→ **What is needed**: From the first line to the last, write out the material exactly.

→ **Raw data**:

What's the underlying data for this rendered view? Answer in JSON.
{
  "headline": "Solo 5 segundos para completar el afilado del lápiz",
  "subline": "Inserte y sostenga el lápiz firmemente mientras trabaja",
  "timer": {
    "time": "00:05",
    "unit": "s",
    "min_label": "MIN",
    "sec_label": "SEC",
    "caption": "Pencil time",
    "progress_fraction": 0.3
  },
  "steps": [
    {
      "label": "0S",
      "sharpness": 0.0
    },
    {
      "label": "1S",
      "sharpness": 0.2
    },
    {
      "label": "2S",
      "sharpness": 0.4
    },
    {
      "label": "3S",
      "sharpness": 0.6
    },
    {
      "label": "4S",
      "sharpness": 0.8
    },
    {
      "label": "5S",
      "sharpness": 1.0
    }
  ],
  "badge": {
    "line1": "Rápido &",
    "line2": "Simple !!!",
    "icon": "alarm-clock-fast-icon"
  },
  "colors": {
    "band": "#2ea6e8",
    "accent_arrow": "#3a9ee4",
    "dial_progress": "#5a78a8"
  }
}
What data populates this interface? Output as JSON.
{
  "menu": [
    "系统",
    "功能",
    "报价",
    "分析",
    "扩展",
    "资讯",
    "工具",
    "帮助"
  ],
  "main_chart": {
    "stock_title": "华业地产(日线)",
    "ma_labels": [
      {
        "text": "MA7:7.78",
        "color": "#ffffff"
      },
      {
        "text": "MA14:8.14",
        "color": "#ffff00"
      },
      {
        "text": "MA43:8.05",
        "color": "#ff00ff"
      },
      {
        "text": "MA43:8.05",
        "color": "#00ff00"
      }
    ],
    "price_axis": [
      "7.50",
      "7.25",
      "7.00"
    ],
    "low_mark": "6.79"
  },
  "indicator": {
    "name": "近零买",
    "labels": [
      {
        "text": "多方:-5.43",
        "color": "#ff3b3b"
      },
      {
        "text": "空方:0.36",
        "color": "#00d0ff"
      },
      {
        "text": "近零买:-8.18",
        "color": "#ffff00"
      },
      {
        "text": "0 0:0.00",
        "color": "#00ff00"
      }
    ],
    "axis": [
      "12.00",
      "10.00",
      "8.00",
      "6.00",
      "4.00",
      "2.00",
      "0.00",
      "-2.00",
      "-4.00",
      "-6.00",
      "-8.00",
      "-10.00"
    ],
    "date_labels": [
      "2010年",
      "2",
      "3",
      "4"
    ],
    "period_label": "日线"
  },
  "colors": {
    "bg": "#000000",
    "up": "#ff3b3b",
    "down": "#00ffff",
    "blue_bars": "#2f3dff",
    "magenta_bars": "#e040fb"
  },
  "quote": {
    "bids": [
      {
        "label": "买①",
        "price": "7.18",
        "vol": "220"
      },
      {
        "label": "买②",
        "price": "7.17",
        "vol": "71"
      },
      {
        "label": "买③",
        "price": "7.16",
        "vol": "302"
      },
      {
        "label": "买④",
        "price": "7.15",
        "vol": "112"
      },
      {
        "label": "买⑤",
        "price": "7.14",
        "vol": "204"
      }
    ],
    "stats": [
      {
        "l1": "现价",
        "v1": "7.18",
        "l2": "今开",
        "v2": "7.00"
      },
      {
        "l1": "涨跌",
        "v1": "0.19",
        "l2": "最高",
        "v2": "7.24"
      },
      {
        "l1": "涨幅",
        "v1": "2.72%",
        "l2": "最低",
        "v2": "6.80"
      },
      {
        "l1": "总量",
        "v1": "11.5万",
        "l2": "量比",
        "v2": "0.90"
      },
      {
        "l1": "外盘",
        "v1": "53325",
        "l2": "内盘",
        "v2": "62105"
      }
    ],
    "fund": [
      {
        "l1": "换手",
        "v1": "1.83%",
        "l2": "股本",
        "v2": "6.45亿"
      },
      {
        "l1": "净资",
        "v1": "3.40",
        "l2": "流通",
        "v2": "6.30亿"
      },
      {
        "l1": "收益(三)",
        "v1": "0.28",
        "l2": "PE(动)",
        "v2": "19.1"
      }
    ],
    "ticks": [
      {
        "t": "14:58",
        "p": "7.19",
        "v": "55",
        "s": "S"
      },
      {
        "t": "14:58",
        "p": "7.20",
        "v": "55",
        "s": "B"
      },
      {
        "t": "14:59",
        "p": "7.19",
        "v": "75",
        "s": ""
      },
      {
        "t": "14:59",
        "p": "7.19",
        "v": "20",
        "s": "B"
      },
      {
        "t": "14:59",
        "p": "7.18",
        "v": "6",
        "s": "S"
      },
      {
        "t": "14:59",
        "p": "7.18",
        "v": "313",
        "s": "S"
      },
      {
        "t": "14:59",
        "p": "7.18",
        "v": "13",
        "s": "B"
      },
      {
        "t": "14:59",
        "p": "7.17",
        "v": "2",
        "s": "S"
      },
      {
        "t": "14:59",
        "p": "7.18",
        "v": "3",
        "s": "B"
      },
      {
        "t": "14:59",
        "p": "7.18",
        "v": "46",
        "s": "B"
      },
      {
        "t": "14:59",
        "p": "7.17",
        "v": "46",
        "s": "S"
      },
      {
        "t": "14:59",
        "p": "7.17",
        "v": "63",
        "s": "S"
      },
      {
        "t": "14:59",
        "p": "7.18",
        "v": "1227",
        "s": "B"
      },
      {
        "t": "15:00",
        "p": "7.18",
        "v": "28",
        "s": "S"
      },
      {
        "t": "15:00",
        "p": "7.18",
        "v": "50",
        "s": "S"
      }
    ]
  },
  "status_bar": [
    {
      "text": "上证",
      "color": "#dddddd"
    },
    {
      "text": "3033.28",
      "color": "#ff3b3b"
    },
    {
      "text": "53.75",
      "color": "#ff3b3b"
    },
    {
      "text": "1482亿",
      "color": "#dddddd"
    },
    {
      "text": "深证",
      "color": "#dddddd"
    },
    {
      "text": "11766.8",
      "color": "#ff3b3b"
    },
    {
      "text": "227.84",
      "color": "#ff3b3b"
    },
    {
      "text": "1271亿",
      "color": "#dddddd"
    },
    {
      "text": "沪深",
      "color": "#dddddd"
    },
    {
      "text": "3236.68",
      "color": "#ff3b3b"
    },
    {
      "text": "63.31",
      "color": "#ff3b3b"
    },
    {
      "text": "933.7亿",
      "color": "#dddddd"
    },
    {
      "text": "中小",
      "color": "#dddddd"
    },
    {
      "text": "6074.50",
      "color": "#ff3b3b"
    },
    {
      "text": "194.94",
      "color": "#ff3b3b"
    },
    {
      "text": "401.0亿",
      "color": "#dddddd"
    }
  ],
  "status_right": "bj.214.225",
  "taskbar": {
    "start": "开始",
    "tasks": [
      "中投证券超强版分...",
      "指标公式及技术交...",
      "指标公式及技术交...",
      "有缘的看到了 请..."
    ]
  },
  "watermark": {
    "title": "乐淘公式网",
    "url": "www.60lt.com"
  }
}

→ **Response area**:
What's the underlying data for this rendered view? Answer in JSON.
{
  "headline": "Solo 5 segundos para completar el afilado del lápiz",
  "subline": "Inserte y sostenga el lápiz firmemente mientras trabaja",
  "timer": {
    "time": "00:05",
    "unit": "s",
    "min_label": "MIN",
    "sec_label": "SEC",
    "caption": "Pencil time",
    "progress_fraction": 0.3
  },
  "steps": [
    {
      "label": "0S",
      "sharpness": 0.0
    },
    {
      "label": "1S",
      "sharpness": 0.2
    },
    {
      "label": "2S",
      "sharpness": 0.4
    },
    {
      "label": "3S",
      "sharpness": 0.6
    },
    {
      "label": "4S",
      "sharpness": 0.8
    },
    {
      "label": "5S",
      "sharpness": 1.0
    }
  ],
  "badge": {
    "line1": "Rápido &",
    "line2": "Simple !!!",
    "icon": "alarm-clock-fast-icon"
  },
  "colors": {
    "band": "#2ea6e8",
    "accent_arrow": "#3a9ee4",
    "dial_progress": "#5a78a8"
  }
}
What data populates this interface? Output as JSON.
{
  "menu": [
    "系统",
    "功能",
    "报价",
    "分析",
    "扩展",
    "资讯",
    "工具",
    "帮助"
  ],
  "main_chart": {
    "stock_title": "华业地产(日线)",
    "ma_labels": [
      {
        "text": "MA7:7.78",
        "color": "#ffffff"
      },
      {
        "text": "MA14:8.14",
        "color": "#ffff00"
      },
      {
        "text": "MA43:8.05",
        "color": "#ff00ff"
      },
      {
        "text": "MA43:8.05",
        "color": "#00ff00"
      }
    ],
    "price_axis": [
      "7.50",
      "7.25",
      "7.00"
    ],
    "low_mark": "6.79"
  },
  "indicator": {
    "name": "近零买",
    "labels": [
      {
        "text": "多方:-5.43",
        "color": "#ff3b3b"
      },
      {
        "text": "空方:0.36",
        "color": "#00d0ff"
      },
      {
        "text": "近零买:-8.18",
        "color": "#ffff00"
      },
      {
        "text": "0 0:0.00",
        "color": "#00ff00"
      }
    ],
    "axis": [
      "12.00",
      "10.00",
      "8.00",
      "6.00",
      "4.00",
      "2.00",
      "0.00",
      "-2.00",
      "-4.00",
      "-6.00",
      "-8.00",
      "-10.00"
    ],
    "date_labels": [
      "2010年",
      "2",
      "3",
      "4"
    ],
    "period_label": "日线"
  },
  "colors": {
    "bg": "#000000",
    "up": "#ff3b3b",
    "down": "#00ffff",
    "blue_bars": "#2f3dff",
    "magenta_bars": "#e040fb"
  },
  "quote": {
    "bids": [
      {
        "label": "买①",
        "price": "7.18",
        "vol": "220"
      },
      {
        "label": "买②",
        "price": "7.17",
        "vol": "71"
      },
      {
        "label": "买③",
        "price": "7.16",
        "vol": "302"
      },
      {
        "label": "买④",
        "price": "7.15",
        "vol": "112"
      },
      {
        "label": "买⑤",
        "price": "7.14",
        "vol": "204"
      }
    ],
    "stats": [
      {
        "l1": "现价",
        "v1": "7.18",
        "l2": "今开",
        "v2": "7.00"
      },
      {
        "l1": "涨跌",
        "v1": "0.19",
        "l2": "最高",
        "v2": "7.24"
      },
      {
        "l1": "涨幅",
        "v1": "2.72%",
        "l2": "最低",
        "v2": "6.80"
      },
      {
        "l1": "总量",
        "v1": "11.5万",
        "l2": "量比",
        "v2": "0.90"
      },
      {
        "l1": "外盘",
        "v1": "53325",
        "l2": "内盘",
        "v2": "62105"
      }
    ],
    "fund": [
      {
        "l1": "换手",
        "v1": "1.83%",
        "l2": "股本",
        "v2": "6.45亿"
      },
      {
        "l1": "净资",
        "v1": "3.40",
        "l2": "流通",
        "v2": "6.30亿"
      },
      {
        "l1": "收益(三)",
        "v1": "0.28",
        "l2": "PE(动)",
        "v2": "19.1"
      }
    ],
    "ticks": [
      {
        "t": "14:58",
        "p": "7.19",
        "v": "55",
        "s": "S"
      },
      {
        "t": "14:58",
        "p": "7.20",
        "v": "55",
        "s": "B"
      },
      {
        "t": "14:59",
        "p": "7.19",
        "v": "75",
        "s": ""
      },
      {
        "t": "14:59",
        "p": "7.19",
        "v": "20",
        "s": "B"
      },
      {
        "t": "14:59",
        "p": "7.18",
        "v": "6",
        "s": "S"
      },
      {
        "t": "14:59",
        "p": "7.18",
        "v": "313",
        "s": "S"
      },
      {
        "t": "14:59",
        "p": "7.18",
        "v": "13",
        "s": "B"
      },
      {
        "t": "14:59",
        "p": "7.17",
        "v": "2",
        "s": "S"
      },
      {
        "t": "14:59",
        "p": "7.18",
        "v": "3",
        "s": "B"
      },
      {
        "t": "14:59",
        "p": "7.18",
        "v": "46",
        "s": "B"
      },
      {
        "t": "14:59",
        "p": "7.17",
        "v": "46",
        "s": "S"
      },
      {
        "t": "14:59",
        "p": "7.17",
        "v": "63",
        "s": "S"
      },
      {
        "t": "14:59",
        "p": "7.18",
        "v": "1227",
        "s": "B"
      },
      {
        "t": "15:00",
        "p": "7.18",
        "v": "28",
        "s": "S"
      },
      {
        "t": "15:00",
        "p": "7.18",
        "v": "50",
        "s": "S"
      }
    ]
  },
  "status_bar": [
    {
      "text": "上证",
      "color": "#dddddd"
    },
    {
      "text": "3033.28",
      "color": "#ff3b3b"
    },
    {
      "text": "53.75",
      "color": "#ff3b3b"
    },
    {
      "text": "1482亿",
      "color": "#dddddd"
    },
    {
      "text": "深证",
      "color": "#dddddd"
    },
    {
      "text": "11766.8",
      "color": "#ff3b3b"
    },
    {
      "text": "227.84",
      "color": "#ff3b3b"
    },
    {
      "text": "1271亿",
      "color": "#dddddd"
    },
    {
      "text": "沪深",
      "color": "#dddddd"
    },
    {
      "text": "3236.68",
      "color": "#ff3b3b"
    },
    {
      "text": "63.31",
      "color": "#ff3b3b"
    },
    {
      "text": "933.7亿",
      "color": "#dddddd"
    },
    {
      "text": "中小",
      "color": "#dddddd"
    },
    {
      "text": "6074.50",
      "color": "#ff3b3b"
    },
    {
      "text": "194.94",
      "color": "#ff3b3b"
    },
    {
      "text": "401.0亿",
      "color": "#dddddd"
    }
  ],
  "status_right": "bj.214.225",
  "taskbar": {
    "start": "开始",
    "tasks": [
      "中投证券超强版分...",
      "指标公式及技术交...",
      "指标公式及技术交...",
      "有缘的看到了 请..."
    ]
  },
  "watermark": {
    "title": "乐淘公式网",
    "url": "www.60lt.com"
  }
}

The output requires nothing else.